In what seems like a never-ending effort to chronicle the historical minutiae of the Cherokee people, Conley adds to his considerable body of work—36 novels to date—this tale of Jack Spaniard, aka Spanish Jack, a Chickamauga renegade who has trouble making peace with the Osage. The novel follows the serpentine trail of Jack's evolution from homicidal maniac to assistant horse thief to highly successful riverboat gambler to benevolent friend of the Eastern clans to grateful benefactor of white Christian Samaritans to vengeful vigilante to justified bounty man to upright citizen. Jack is as ruggedly handsome, boldly intrepid and physically indestructible a frontier hero as ever hung a lasso from a lariat.
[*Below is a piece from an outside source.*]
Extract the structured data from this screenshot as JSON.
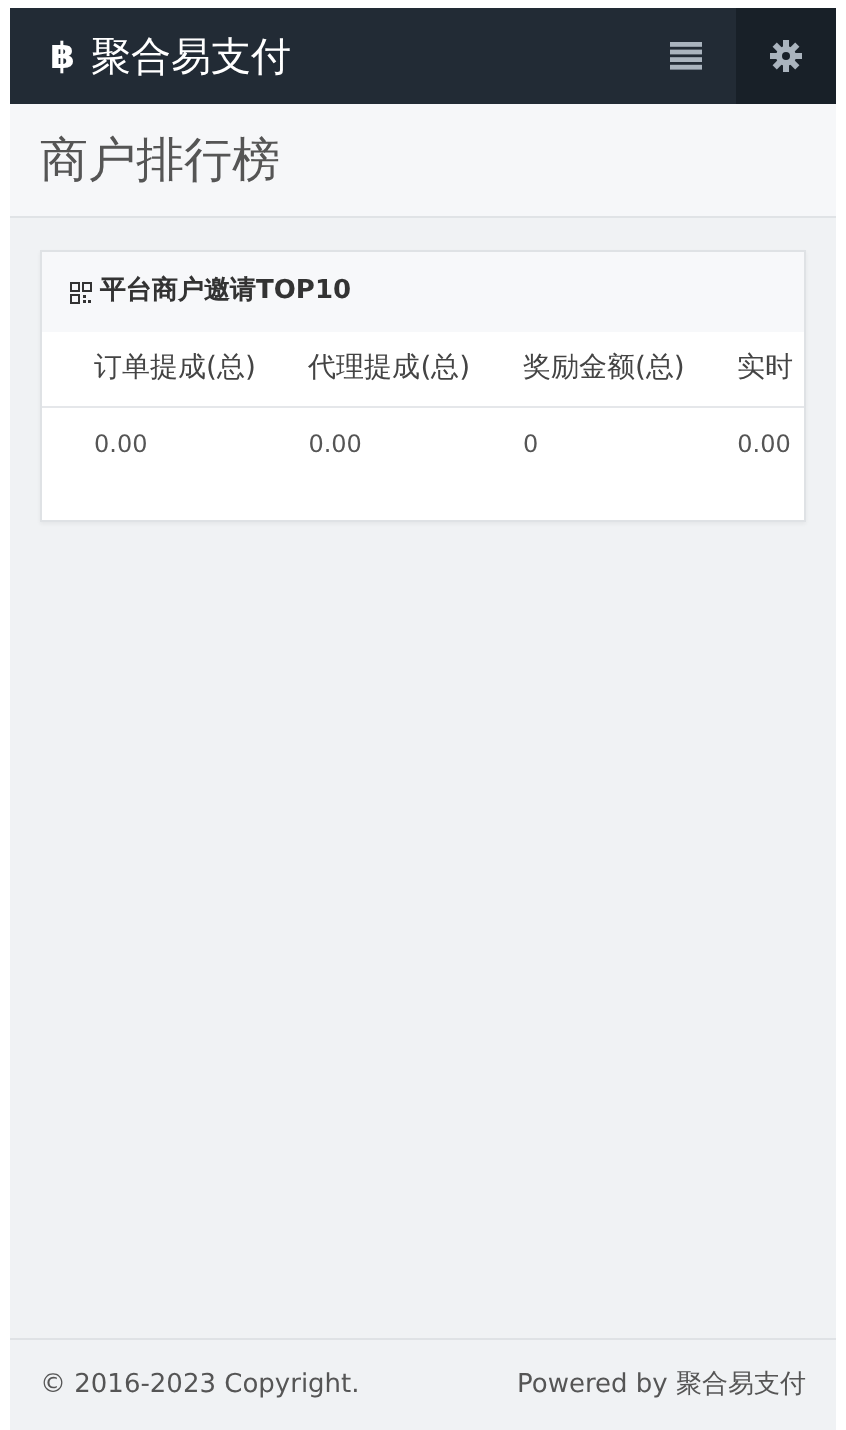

The plot, such as it is, concerns Jack's attempt to come to terms with his own humanity as a microcosmic reflection of his people's plight at the hands of an unfeeling federal government. Unfortunately, he emerges at the end no less one-dimensional than he was at the outset, and considerably less believable. The book neglects probability and historical fact—and geography, for that matter—with casual indifference. Prose style is sloppy and inconsistent. Relying on incredible coincidence and unlikely happenstance, the story stumbles along through a forest of clichés, a wilderness of imprecise language and a swamp of sentimental claptrap, with occasional bouts of bombastic dialogue uttered by a collection of cardboard-cutout characters, none of whom behaves in any way similar to any human being of any era. The story is repetitious when it's not redundant, illogical when it's not implausible, and just plain silly from start to finish. (Aug.)
Forecast:Despite Conley's longstanding popularity, this stumble might cost him a fan or two.